You’re Not Supposed to Talk About This (But We Want You To)

As early as our childhood, we’re discouraged from talking about money.

“Mom, how much do you make?” “That’s rude. Don’t ask.”

“Dad, how much did our vacation cost?” “That’s rude. Don’t ask.”

“Hey, Billy. How much did your brother pay for his car?” “That’s rude. Don’t ask.”

Sound familiar? If we’re constantly told to never ask questions about money, is it any surprise how many people have trouble managing it as they get older? 

For women especially, the idea of discussing money seems to be extremely taboo: 61% would rather talk about their own death.[i]

But instituting a complete blackout of all money conversations – either due to embarrassment, intimidation, or the urge to uphold social norms – can do more harm than good. If you don’t talk about money (or investing, or retirement), how can you expect to learn? To grow? To gauge how your own situation is faring? To know what to ask a financial advisor?

With a crisis in retirement preparation, it’s time for a new approach. It’s time to start opening up and having frank discussions about money.

Yes, we want you to shatter the taboo.

Open Up

Don’t understand money, investing, or how to go about saving more for retirement? It’s normal to be worried about looking foolish.

What’s tragic is paying for your silence later because you were afraid to ask hard questions. 

Talk with your family, your friends. Talk about your mistakes. Talk about your goals. Ask those questions you think are too silly to ask (we promise you, they’re not too silly).

As you share, you’ll hopefully learn as well. Your financial confidence will increase. And this is key, particularly for women: on average, women retire with two-thirds of the amount of savings and investments that men retire with – and they generally live longer than men – so a lack of financial confidence can become a very serious problem.[ii]

How can you get started? The next time you’re with a group of trusted friends, take the initiative. And this doesn’t mean asking how much everyone makes. Instead, consider questions such as:

  • Are you saving enough to get your 401(k) match?
  • Does your work offer a Roth 401(k)?
  • Has anyone opened a Roth IRA?
  • Does anyone have tips for helping the kids pay for college?
  • Is there a money stressor you’re worried about right now?
  • What’s everyone’s dream for retirement?

The only way you’re going to feel empowered enough to make financial decisions for yourself down the line is if you’re educated – or, at the very least, comfortable enough to ask the not-so-comfortable questions.

Working With An Advisor

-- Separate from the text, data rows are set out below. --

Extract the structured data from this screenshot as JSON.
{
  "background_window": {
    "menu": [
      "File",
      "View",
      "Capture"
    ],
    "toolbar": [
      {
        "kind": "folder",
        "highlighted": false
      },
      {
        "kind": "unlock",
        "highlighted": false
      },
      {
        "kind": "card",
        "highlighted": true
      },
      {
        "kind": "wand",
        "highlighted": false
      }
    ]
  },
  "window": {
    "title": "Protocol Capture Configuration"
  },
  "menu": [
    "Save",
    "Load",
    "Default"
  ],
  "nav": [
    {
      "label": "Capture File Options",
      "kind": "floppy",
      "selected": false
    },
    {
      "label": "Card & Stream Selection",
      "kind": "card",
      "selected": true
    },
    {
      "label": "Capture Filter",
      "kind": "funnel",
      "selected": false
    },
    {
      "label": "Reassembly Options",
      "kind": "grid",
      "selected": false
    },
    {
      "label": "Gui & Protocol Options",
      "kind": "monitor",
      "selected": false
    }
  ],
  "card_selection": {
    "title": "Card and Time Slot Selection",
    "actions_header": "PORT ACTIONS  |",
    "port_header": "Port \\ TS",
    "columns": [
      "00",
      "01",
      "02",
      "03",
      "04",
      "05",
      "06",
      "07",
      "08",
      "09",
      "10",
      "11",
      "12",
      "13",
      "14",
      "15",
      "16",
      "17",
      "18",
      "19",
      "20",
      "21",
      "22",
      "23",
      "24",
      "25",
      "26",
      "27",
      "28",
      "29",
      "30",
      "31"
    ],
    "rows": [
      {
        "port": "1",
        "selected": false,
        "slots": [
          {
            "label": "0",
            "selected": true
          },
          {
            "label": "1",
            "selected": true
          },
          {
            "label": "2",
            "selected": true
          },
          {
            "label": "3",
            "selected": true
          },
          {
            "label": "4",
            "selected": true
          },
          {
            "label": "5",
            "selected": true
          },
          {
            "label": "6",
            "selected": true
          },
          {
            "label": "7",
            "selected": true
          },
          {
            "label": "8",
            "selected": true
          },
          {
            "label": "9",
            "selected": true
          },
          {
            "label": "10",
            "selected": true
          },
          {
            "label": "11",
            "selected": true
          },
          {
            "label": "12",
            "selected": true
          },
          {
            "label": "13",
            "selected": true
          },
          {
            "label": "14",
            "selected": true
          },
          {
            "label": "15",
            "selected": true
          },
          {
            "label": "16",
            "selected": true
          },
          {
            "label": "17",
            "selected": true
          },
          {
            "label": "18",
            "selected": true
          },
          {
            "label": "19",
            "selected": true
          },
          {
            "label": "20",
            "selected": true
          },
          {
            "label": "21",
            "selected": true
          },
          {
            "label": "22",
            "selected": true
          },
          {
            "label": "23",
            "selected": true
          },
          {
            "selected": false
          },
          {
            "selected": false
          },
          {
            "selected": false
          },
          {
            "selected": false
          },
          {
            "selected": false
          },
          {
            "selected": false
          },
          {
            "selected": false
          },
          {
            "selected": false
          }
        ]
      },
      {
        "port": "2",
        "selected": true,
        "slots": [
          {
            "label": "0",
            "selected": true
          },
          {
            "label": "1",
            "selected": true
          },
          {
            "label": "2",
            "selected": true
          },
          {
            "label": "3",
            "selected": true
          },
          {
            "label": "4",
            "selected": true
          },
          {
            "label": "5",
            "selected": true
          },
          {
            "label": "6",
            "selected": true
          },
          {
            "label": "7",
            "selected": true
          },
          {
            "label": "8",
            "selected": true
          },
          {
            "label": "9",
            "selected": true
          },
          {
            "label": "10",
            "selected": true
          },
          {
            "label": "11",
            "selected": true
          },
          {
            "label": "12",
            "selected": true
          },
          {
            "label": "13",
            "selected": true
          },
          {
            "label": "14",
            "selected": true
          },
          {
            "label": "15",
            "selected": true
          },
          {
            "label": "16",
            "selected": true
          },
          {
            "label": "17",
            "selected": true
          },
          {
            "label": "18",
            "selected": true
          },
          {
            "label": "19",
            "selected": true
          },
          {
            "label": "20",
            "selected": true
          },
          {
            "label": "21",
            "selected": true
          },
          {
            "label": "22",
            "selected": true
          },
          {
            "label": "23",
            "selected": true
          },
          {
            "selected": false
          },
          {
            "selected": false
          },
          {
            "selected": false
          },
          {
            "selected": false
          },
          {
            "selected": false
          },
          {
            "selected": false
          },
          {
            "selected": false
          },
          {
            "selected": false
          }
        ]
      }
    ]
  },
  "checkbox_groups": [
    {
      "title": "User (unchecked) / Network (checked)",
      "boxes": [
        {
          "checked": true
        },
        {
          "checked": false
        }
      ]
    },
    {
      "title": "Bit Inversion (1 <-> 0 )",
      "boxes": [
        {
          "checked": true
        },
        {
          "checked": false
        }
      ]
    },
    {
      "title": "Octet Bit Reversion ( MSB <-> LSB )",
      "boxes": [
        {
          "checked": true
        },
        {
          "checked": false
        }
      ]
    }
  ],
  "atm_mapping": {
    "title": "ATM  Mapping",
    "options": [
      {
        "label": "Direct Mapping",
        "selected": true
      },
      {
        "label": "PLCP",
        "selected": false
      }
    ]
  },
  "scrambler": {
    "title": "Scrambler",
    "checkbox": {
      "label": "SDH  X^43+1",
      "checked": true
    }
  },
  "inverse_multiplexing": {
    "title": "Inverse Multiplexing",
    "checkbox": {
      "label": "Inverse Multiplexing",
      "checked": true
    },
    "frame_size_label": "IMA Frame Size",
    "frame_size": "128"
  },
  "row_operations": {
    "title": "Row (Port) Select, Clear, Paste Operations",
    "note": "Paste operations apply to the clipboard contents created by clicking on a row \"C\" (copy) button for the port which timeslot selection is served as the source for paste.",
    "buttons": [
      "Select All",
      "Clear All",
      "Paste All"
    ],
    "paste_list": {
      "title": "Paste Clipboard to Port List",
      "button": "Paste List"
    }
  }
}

Having a strong sense of financial confidence extends beyond yourself as well; it will also help determine if a financial advisor is treating you fairly.

First, there’s ‘fairness’ as it relates to the advisor’s responsibilities to you, their client. You need to have the confidence to ask the right questions when selecting an advisor. These include:

  • Are you a fiduciary who’s legally obligated to always work in my best interest?
  • What are your credentials?
  • Do you think there are differences in the way men and women should prepare for retirement?
  • Are you registered with the Securities and Exchange Commission?
  • How are you paid?
  • How often will I hear from you and meet with you?

If you don’t understand something, ask again. If the advisor sidesteps a question, ask again. Stick to your guns.

Second, there’s ‘fairness’ as in ‘equality.’ But unfortunately, 44% of women who are their household’s main income earner generally feel as though financial advisors treat women differently than men.

Why does this happen? It’s likely a combination of a financial advisor buying into gendered stereotypes and the fact that women only comprise 16% of the financial services industry.[iii]

Additionally, consider this: 31% of newly-single women (either due to separation, divorce, or death of a spouse) who work with a financial advisor feel they are patronized. Among this group, half are considering finding another advisor.[iv]

If you’re a woman reading this, you know you deserve better than an advisor with whom you don’t feel 100% comfortable. If you’re married to a woman and working with an advisor, ask her what she truly thinks of that advisor.

The good news? There are a few ways to ‘vet’ an advisor for gender bias:

  • Does the advisor (or firm) have a standard planning process for all clients, regardless of gender?
  • If you’re meeting the advisor with your spouse or partner, does the advisor address both of you equally?
  • At the firm, are there female advisors and mangers?
  • Pick a financial topic and asked for it to be explained. Take note of tone and body language.

Learning how to make smart financial decisions isn’t going to happen magically. But becoming comfortable talking about money, as well as learning how to find an advisor who understands your specific situation, is one small step in the right direction.